MATERIAL TO PROCESS:
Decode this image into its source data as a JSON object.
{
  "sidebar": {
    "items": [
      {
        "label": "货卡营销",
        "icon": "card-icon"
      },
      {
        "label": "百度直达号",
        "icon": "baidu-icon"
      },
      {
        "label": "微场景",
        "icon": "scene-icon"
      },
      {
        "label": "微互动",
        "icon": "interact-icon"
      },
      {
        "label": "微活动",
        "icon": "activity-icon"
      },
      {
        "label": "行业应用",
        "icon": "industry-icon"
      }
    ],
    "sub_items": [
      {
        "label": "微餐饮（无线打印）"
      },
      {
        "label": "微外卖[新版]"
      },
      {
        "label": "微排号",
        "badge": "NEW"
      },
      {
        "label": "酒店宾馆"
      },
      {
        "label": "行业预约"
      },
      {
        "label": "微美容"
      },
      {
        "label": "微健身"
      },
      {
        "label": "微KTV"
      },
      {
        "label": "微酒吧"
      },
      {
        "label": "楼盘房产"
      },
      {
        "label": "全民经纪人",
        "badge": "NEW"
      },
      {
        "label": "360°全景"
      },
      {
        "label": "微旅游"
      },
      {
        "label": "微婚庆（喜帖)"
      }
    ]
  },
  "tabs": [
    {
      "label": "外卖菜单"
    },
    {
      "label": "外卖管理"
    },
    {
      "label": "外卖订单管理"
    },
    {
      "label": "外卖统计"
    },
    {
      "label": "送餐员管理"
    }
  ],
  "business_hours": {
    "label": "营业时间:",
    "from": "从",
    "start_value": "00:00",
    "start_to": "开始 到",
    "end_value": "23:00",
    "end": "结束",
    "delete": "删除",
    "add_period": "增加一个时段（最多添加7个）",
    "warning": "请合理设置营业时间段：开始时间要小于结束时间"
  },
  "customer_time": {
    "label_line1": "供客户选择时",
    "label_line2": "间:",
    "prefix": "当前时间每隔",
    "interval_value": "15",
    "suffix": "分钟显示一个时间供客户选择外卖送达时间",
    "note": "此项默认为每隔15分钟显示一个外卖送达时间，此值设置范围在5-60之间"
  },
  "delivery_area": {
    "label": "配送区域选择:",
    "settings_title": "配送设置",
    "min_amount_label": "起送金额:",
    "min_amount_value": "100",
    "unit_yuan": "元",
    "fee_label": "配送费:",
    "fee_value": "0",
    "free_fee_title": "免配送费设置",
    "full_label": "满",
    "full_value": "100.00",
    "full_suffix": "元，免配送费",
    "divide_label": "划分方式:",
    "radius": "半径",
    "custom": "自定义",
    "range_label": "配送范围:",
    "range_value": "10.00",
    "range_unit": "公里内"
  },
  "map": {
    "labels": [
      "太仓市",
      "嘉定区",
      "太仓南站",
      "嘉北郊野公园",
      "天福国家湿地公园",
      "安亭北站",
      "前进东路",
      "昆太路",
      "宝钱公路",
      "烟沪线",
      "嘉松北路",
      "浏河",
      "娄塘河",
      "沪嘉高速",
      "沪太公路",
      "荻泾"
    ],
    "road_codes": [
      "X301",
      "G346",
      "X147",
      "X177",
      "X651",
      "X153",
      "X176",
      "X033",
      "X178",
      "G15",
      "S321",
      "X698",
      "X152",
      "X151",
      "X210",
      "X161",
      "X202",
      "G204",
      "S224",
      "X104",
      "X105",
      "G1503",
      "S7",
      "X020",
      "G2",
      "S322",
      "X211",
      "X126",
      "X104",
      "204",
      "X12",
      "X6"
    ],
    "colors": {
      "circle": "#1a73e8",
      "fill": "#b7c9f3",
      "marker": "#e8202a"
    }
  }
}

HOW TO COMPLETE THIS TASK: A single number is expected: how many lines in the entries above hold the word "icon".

ANSWER TO THE PROBLEM: 6